Businesses hear about the importance of being family-friendly, but they often don’t pay too much attention, thinking that families with children are a minority market that only those businesses specifically targeting that market need to cater to. Well, guess what? Families with children are a much larger market than most people believe, one only to be ignored at any business’s peril.
Yes, families with children (technically in U.S. Census terminology we are talking about households with children under age 18) have decreased as a percentage of all households since 1950. As of 2010, families with children represented about one-third of all households. In most of the developing world, families with children constitute an even much larger share of both households and the population.
But families with children wield a lot of income and spending power. They accounted for 45% of all U.S. household income in 2009. Their economic power is significant in many consumer categories.

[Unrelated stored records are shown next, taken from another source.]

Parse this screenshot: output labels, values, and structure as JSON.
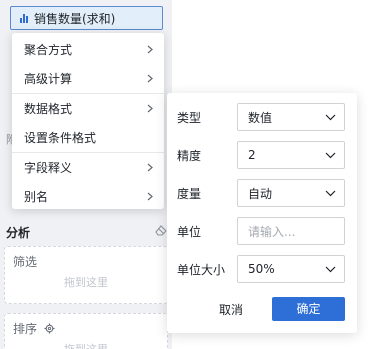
{
  "field": {
    "label": "销售数量(求和)",
    "icon": "bar-chart-icon"
  },
  "peek": {
    "left_letter": "附"
  },
  "analysis": {
    "title": "分析",
    "clear_icon": "eraser-icon"
  },
  "filter_box": {
    "label": "筛选",
    "hint": "拖到这里"
  },
  "sort_box": {
    "label": "排序",
    "hint": "拖到这里",
    "settings_icon": "gear-icon"
  },
  "menu": {
    "items": [
      {
        "label": "聚合方式",
        "has_submenu": true
      },
      {
        "label": "高级计算",
        "has_submenu": true
      },
      {
        "label": "数据格式",
        "has_submenu": true
      },
      {
        "label": "设置条件格式",
        "has_submenu": false
      },
      {
        "label": "字段释义",
        "has_submenu": true
      },
      {
        "label": "别名",
        "has_submenu": true
      }
    ]
  },
  "format_panel": {
    "type": {
      "label": "类型",
      "value": "数值"
    },
    "precision": {
      "label": "精度",
      "value": "2"
    },
    "magnitude": {
      "label": "度量",
      "value": "自动"
    },
    "unit": {
      "label": "单位",
      "placeholder": "请输入..."
    },
    "unit_size": {
      "label": "单位大小",
      "value": "50%"
    },
    "cancel_label": "取消",
    "ok_label": "确定"
  },
  "colors": {
    "accent": "#2d6fd6",
    "chip_bg": "#e2eef9",
    "chip_border": "#5b8ad3",
    "panel_bg": "#f0f1f4"
  }
}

Any bricks-and-mortar business, whether a retailer, shopping mall, restaurant, entertainment or recreational facility, or a service business, that ignores the needs of families with children will leave a lot of sales and profit on the table. Those needs often require addressing the presence of younger children who will be in tow on shopping trips, at restaurants or be part of the family that is going out for some form of entertainment, recreation, sporting event or other leisure activity. Almost three-quarters (73%) of families with children have a child younger than age 12, 44% have a child younger than 6 and one-quarter have at least one child 2 years or younger. That adds up to a lot of young kid power influencing spending, both directly and indirectly, both positively and negatively.
Paco Underhill of Envirosell, the world-respected retail anthropologist, put it this way, “School-age children make incessant demands for toys and foods. Toddlers quickly learn they can affect their parents’ behavior in stores. Even the smallest infant can cause a frazzled parent to abandon a shopping trip by throwing a tantrum in the middle of a supermarket. It makes sense to think about young children as a presence, if not a force, in commercial and retail environments.” Yes, how well a business meets the needs of both children and their accompanying parents (or grandparents) not only affects whether they come and how often, but how long they stay and how much they spend.
Family-friendly encompasses a multitude of factors, especially when it comes to younger children. This includes the evolutionary programming of children to interact with the environment and all its objects, often in ways that are inappropriate, to children’s eating preferences (and those of what their parents would like them to eat), children’s short attention spans and easy boredom, to restrooms with urinals, toilets and sinks that work for children. Children develop in different stages, making it even more challenging, as what works for a 2-year-old is far different than what works for a 6-year-old, which is different than what works for a 10-year-old. The needs of adults with children in tow range from maneuvering strollers through doors, between tables and through aisles, to restroom facilities that have parent-friendly, easy-to-use diaper changing facilities, to mothers’ obsession with their children’s safety (both injury and abduction), to the cleanliness of everywhere mothers take their children and everything that their children can touch or mouth. Being family-friendly means attention to dozen of details, most of which would be of little concern to most adults not traveling with children. It takes extra effort both in design and operations to really please the family with children market and make them loyal customers.
A recent SMG Benchmark study showed just how more challenging it is to satisfy this important family segment in restaurants. Their research found that restaurant customers who visit with children under age 12 are less satisfied than those who visit without children and also less likely to recommend the restaurant or return. This is likely due to how many restaurants are not really family-friendly, although they might think they are by having a children’s menu.
In this age of social media, just let a mom have a bad experience or find that the business is not accommodating to her and her children’s needs and it will be Tweeted, blogged or Facebooked across the Internet within hours.
For over twenty years, our company has been designing facilities and working with businesses that want to attract business from this significant market segment. We are unique in our ability to understand this market and their needs, as we have a staff education and child development director and have conducted extensive research on the needs and wants of both children and their parents. We have consulted for and conducted family-friendly audits for many prestigious businesses including the Kennedy Space Center Visitor’s Center, Pizza Hut, Old Sturbridge Village and shopping malls and have assisted many businesses with family-friendly designs and operations. In every situation, there was significant room for improvement to attract the families with children. And of course, we have designed and produced many types of successful family entertainment and children’s edutainment and play facilities that are totally dependent on this market for their success. In all our work with the family with children market, we have observed that when you get it right, when your business is truly family-friendly, you have won a customer for life, or at least until the children grow to be teenagers.